EXERCISE DETAILS:
Which lines below mention "Export"? Pick each one out.

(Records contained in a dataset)
*** Begin section ***
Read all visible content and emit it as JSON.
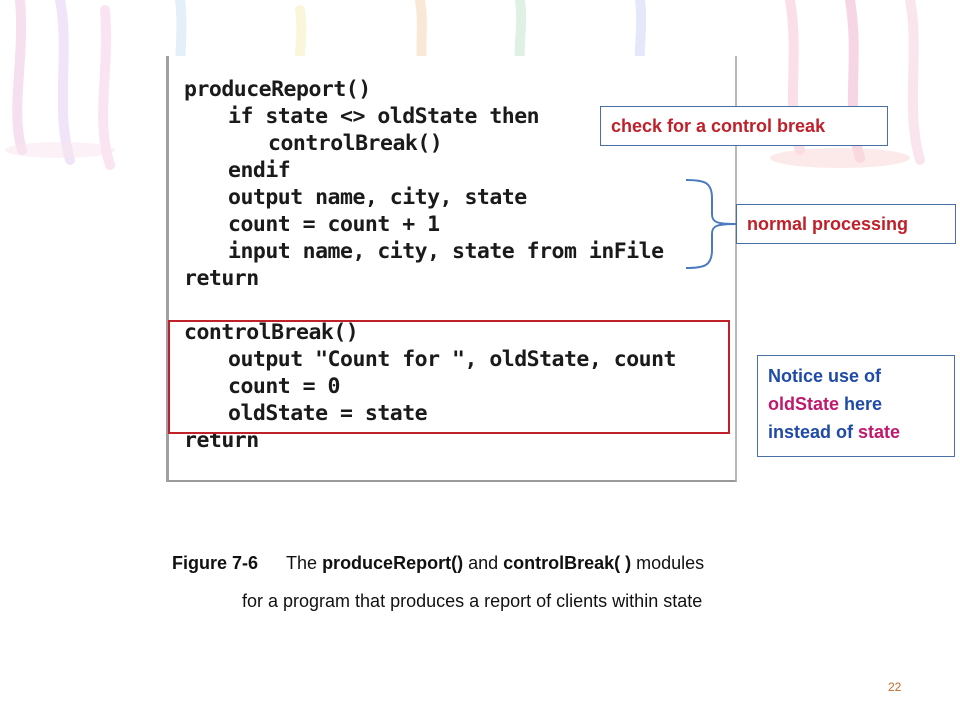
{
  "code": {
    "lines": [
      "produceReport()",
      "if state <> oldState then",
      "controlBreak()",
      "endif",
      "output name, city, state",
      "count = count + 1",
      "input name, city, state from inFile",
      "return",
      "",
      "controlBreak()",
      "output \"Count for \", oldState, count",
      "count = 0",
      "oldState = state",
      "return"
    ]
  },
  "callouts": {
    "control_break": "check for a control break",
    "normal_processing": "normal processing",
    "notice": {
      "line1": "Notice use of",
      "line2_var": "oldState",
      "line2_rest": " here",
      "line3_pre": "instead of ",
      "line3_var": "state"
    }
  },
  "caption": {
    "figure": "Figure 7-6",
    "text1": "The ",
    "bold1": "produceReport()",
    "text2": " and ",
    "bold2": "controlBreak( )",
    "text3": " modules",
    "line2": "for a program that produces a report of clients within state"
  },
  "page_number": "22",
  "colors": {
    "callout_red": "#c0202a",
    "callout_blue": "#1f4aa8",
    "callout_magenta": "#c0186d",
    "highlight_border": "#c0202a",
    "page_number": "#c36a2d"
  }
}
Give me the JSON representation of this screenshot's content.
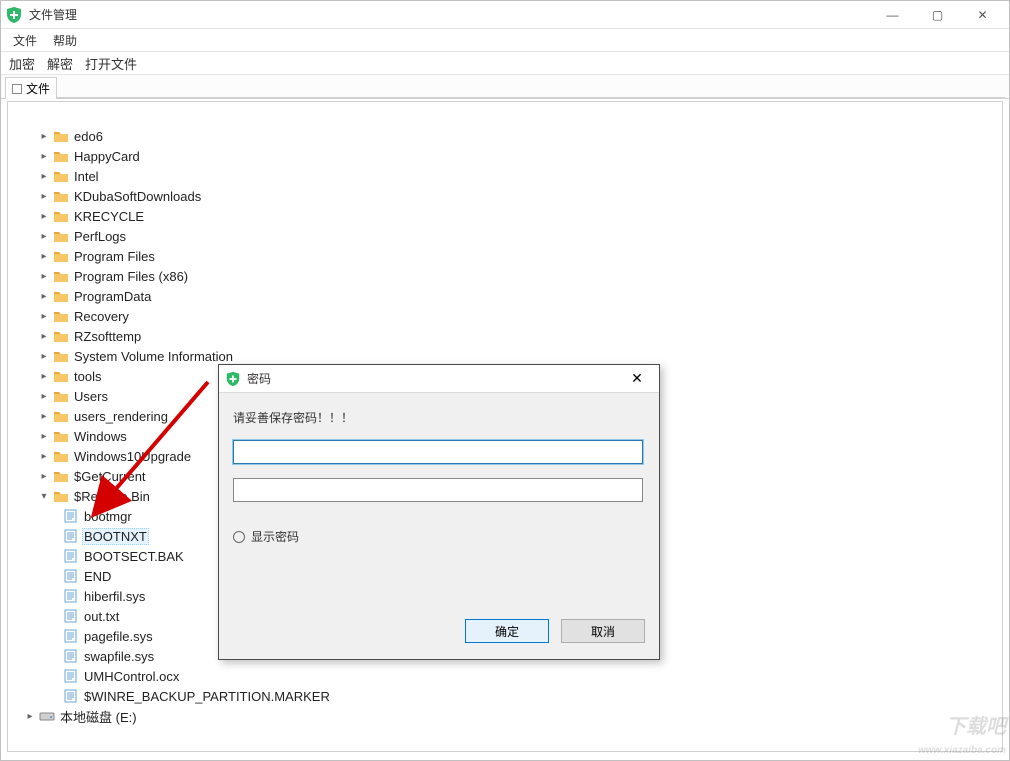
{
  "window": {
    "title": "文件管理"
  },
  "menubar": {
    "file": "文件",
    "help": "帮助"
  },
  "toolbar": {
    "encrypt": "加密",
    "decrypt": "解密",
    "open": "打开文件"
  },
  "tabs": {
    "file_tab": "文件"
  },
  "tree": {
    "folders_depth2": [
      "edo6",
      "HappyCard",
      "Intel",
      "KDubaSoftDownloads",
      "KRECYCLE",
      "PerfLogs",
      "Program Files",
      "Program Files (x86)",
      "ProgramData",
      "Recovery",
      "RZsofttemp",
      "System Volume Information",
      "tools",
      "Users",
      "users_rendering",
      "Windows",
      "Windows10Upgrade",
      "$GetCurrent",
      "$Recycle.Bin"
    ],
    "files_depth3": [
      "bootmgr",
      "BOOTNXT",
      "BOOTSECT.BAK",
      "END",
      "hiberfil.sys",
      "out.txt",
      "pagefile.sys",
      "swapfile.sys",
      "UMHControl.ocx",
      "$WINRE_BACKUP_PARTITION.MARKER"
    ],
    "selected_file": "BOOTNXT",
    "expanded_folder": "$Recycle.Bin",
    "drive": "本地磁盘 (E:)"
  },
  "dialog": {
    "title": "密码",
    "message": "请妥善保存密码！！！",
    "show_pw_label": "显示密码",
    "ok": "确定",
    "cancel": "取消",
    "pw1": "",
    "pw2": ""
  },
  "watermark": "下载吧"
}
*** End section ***
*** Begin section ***
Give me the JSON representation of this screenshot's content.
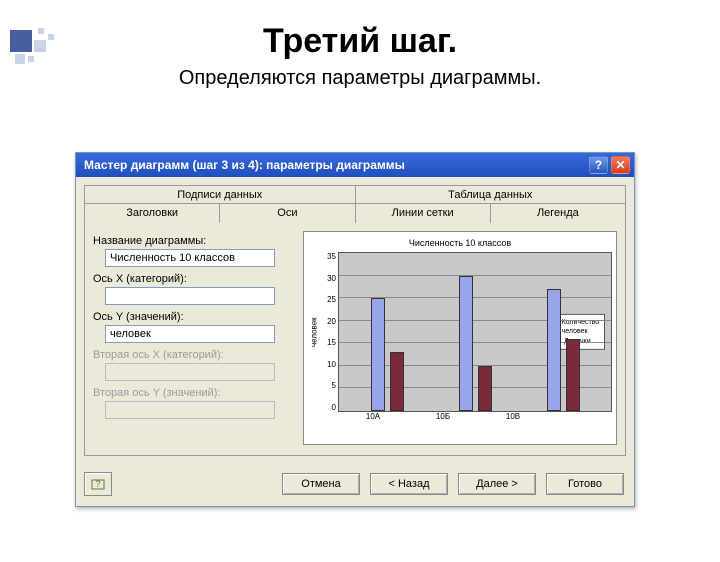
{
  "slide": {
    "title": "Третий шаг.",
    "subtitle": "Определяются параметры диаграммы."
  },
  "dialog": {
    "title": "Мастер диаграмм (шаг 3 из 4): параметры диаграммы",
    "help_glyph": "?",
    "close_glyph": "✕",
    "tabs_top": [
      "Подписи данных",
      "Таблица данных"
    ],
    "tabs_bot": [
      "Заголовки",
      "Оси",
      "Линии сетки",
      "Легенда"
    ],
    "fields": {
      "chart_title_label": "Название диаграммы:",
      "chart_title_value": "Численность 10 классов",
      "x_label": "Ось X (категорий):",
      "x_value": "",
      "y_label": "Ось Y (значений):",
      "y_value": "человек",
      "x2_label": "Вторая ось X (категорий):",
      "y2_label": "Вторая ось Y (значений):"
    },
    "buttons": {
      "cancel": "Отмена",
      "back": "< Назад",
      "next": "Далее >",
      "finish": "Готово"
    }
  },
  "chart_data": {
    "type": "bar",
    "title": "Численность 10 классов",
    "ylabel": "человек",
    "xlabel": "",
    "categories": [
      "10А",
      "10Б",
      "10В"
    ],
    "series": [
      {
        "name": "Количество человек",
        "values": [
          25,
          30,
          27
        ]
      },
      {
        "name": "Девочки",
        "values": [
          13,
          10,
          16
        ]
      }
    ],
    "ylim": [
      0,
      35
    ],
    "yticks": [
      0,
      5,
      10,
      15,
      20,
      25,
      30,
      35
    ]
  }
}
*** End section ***
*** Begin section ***
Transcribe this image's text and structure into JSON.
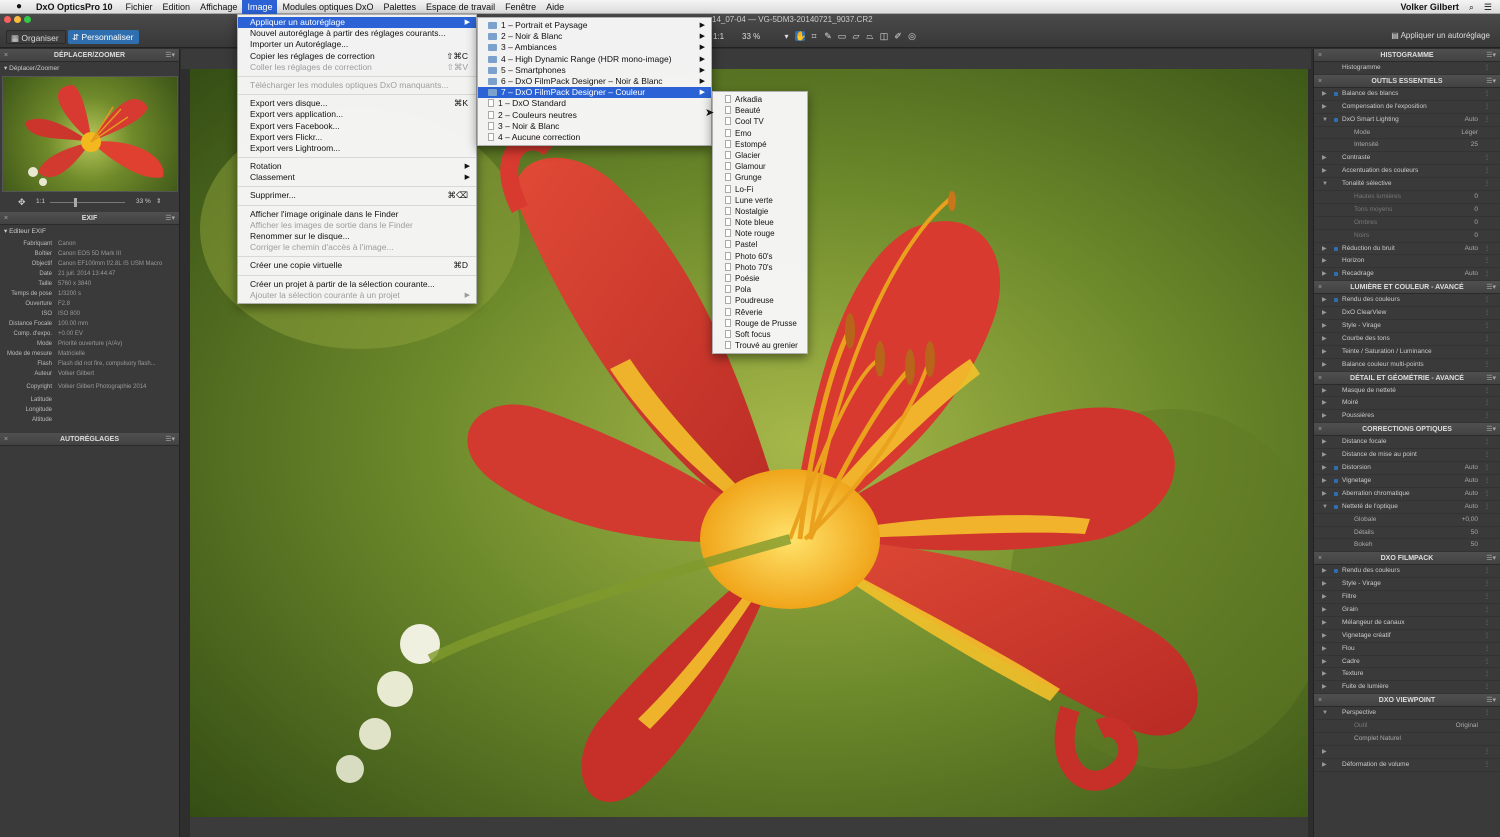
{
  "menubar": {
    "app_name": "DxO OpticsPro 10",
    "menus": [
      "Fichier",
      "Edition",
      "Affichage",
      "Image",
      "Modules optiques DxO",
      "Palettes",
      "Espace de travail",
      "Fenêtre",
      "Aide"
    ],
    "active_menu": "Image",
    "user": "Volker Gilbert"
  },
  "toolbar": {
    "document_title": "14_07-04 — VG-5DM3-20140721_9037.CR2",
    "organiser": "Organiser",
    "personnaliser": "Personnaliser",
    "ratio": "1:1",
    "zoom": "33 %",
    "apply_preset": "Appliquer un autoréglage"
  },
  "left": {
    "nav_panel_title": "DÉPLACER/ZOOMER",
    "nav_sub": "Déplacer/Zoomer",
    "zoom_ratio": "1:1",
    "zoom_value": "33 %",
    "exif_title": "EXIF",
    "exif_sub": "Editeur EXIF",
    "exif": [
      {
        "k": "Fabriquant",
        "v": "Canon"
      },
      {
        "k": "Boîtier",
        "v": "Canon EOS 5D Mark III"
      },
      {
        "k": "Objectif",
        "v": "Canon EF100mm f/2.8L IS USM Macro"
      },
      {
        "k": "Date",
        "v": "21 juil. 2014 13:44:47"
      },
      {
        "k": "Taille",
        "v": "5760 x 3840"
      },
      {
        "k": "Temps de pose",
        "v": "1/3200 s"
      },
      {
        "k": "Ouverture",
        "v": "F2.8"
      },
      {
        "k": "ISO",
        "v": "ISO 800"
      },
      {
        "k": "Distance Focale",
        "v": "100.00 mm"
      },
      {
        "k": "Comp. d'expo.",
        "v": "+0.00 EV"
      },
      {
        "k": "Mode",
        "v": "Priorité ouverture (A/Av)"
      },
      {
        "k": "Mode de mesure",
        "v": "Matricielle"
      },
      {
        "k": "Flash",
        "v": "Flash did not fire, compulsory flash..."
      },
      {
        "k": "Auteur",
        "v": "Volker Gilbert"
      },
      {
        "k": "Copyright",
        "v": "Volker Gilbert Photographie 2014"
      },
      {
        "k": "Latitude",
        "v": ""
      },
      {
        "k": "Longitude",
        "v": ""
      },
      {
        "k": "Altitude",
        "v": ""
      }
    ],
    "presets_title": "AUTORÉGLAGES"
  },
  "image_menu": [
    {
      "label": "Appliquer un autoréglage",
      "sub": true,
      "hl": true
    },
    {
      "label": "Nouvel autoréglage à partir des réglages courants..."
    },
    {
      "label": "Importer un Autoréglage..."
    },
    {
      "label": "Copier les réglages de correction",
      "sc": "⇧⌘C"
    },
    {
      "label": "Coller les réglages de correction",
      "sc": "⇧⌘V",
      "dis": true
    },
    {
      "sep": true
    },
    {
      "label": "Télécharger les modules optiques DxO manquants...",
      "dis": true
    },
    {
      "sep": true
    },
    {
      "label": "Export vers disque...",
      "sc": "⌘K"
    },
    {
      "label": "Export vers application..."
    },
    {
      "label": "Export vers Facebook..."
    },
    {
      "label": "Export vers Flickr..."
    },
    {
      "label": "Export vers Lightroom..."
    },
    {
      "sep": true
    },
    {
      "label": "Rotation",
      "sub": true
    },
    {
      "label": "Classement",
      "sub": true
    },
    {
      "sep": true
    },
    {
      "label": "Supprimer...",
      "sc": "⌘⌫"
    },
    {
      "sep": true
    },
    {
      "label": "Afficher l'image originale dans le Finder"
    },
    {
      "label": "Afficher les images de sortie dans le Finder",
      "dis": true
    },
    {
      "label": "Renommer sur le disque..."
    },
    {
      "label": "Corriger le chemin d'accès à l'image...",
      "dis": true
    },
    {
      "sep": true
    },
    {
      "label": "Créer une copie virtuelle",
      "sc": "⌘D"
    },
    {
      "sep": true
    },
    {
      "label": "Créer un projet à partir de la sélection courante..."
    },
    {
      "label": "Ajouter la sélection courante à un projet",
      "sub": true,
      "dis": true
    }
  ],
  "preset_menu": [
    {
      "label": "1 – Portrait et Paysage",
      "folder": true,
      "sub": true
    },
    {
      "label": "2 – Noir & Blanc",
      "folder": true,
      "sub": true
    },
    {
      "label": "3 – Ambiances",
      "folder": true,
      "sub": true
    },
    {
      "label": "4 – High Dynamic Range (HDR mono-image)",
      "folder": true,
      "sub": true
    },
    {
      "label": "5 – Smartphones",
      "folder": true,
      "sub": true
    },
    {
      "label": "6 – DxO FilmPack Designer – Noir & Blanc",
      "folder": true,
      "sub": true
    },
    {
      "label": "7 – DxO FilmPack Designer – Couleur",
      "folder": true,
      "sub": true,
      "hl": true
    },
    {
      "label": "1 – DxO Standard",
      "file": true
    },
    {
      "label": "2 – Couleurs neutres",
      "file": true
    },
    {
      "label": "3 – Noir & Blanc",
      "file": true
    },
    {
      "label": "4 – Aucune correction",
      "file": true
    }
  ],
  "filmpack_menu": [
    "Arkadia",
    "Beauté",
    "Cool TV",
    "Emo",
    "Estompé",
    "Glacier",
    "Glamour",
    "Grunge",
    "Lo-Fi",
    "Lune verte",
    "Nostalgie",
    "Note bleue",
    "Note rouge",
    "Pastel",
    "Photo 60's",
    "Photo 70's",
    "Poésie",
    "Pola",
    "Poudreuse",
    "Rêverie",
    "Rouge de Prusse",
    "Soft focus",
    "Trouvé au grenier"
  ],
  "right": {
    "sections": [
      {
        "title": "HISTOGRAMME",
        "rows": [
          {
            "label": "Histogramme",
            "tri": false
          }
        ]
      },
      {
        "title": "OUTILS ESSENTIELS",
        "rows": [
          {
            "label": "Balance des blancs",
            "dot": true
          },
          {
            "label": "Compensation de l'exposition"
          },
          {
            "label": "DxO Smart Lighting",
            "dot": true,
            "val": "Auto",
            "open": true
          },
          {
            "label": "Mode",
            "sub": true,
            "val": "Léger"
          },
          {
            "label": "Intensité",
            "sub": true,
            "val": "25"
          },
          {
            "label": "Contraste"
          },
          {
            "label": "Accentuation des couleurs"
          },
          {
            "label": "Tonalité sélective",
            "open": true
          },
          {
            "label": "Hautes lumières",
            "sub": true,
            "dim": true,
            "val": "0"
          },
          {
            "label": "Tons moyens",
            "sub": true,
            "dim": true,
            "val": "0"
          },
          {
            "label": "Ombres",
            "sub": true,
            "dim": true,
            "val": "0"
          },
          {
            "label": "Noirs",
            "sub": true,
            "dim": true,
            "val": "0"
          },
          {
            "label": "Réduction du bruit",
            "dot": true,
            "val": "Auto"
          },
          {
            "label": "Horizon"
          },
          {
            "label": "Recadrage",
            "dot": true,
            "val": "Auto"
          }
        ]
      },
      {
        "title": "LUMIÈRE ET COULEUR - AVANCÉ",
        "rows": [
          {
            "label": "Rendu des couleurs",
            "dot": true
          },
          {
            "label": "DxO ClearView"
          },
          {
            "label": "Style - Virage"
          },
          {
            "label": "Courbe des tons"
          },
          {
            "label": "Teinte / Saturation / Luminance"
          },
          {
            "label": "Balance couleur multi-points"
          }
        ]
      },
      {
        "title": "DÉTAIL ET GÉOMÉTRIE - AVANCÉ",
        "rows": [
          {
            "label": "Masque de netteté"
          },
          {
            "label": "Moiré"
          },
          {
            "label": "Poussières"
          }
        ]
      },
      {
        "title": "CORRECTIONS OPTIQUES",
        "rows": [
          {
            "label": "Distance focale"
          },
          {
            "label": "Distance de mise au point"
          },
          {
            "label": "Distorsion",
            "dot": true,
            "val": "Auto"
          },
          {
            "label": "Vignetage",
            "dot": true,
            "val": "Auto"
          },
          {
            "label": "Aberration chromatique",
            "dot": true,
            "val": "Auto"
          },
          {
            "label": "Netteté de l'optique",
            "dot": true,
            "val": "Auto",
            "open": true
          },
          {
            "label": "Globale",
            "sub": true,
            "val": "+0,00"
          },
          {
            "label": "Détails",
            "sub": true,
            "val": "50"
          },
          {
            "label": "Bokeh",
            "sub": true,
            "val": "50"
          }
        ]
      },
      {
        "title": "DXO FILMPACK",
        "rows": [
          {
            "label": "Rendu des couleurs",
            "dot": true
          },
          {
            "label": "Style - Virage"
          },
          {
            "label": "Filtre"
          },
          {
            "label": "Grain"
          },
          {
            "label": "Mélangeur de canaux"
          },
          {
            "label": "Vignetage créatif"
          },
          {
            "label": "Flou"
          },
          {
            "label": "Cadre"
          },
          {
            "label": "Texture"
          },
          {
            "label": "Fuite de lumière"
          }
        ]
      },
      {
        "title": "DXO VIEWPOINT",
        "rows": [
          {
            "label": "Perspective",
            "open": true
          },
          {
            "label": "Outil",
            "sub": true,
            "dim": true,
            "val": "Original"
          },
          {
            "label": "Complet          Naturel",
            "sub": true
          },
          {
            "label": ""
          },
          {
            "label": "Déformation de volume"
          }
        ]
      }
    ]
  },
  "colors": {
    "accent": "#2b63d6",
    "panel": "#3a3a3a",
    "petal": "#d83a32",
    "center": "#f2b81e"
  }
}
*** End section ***
REPLY:
      "label": "Export vers disque...",
      "label": "Export vers application..."
      "label": "Export vers Facebook..."
      "label": "Export vers Flickr..."
      "label": "Export vers Lightroom..."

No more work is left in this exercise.